TPO celebrates Boys in Blue


On Jan. 16, the Trinity Parent’s Organization held a luncheon for the Boys in Blue to give thanks to the members of the maintenance department. While monitoring air conditioning and flipping fuses may not be the first thing that comes to mind when thinking about the school, these tasks are an integral part of keeping Trinity Prep running. The Boys in Blue are and always have been just the men for the job.

“Trinity Parent’s Organization, recognizing the importance of the department and appreciating how helpful the department members are for the smooth operation of the school, prepare this special luncheon each year,” Headmaster Craig Maughan said.

The Miles Room was filled with lunchmeats, vegetables and cakes as the five Boys in Blue discussed recent work and made friendly conversation between posing for photos and videos. The added bonus of having some time off from work brightened multiple spirits. Lane Epps, Director of Parent Relations, briefly came in to thank them and take pictures.

Since Trinity was founded in 1968, the Boys in Blue have helped maintain the school. Originally one man was tasked with everything from mowing all the grass on campus to doing everyday tasks such as electric work. Eventually another staff member was added to ease the workload.

“When I first came to the school in 1993, we had two people in the department, one who handled all of the repairs and one who handled all of the grounds work,” Maughan said. “They were called the ‘Boys in Blue’ because they always wore blue work shirts.”

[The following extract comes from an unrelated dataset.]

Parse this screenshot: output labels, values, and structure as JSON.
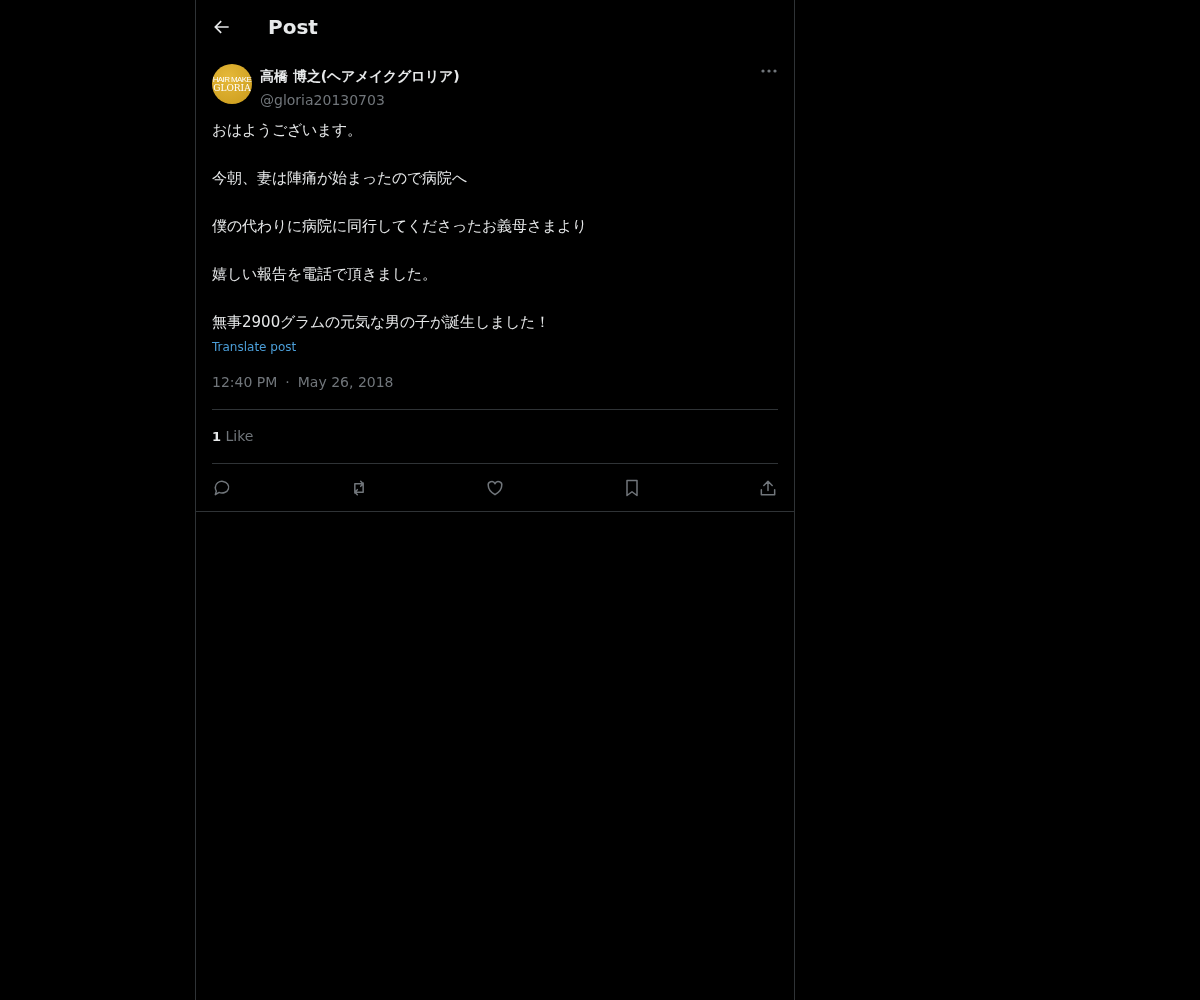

The team eventually grew to the five staff that make up the department today. Each Boy in Blue has a specific area of expertise. Lou Garcia maintains the air conditioning, and he is department head for the maintainance staff. Justin Mahler serves as Trinity’s electrician, and Robert Selfridge specializes in carpentry.

In addition, John Milander does much of the grounds work, and Mitchell Shulich assists in priority jobs or wherever needed.

Before coming to Trinity, Garcia worked at the National Cathedral in Washington, D.C. He was part of the maintenance staff that cared for the building.

This was no small job, as the National Cathedral is the sixth largest cathedral in the world. After moving to Florida, Garcia found an open position for the Boys in Blue.

Today, his role has expanded to make him head of the Maintenance Department. He is more involved with students, parents and teachers than ever. In addition, Garcia prioritizes what unfinished jobs need to get done from the previous days.

“[My favorite part of the job is] not knowing what’s going to happen on a day-to-day basis,” Garcia said. “While it could be a little scary, it keeps you honest and makes your job interesting.”

In the past, Garcia has had to fix flat tires for stranded students, jump-start stalled cars and rescue turtles.

“I love that we get a lot of time to spend outdoors, especially in Florida,” Selfridge said.

The Boys in Blue have also served an important role in the construction of the new Brokaw Hall. Although they aren’t wearing hardhats, they act as consultants to the construction company. If any questions arise about potential problems, such as the classroom layout or appliances and lighting, the Boys in Blue offer advice at weekly meetings.

The Boys in Blue have always shown that they provide a pivotal backbone for the advancement of the school.

Along with keeping Trinity Prep functioning, they provide a perfect example to students on how to be a great member of the Trinity family.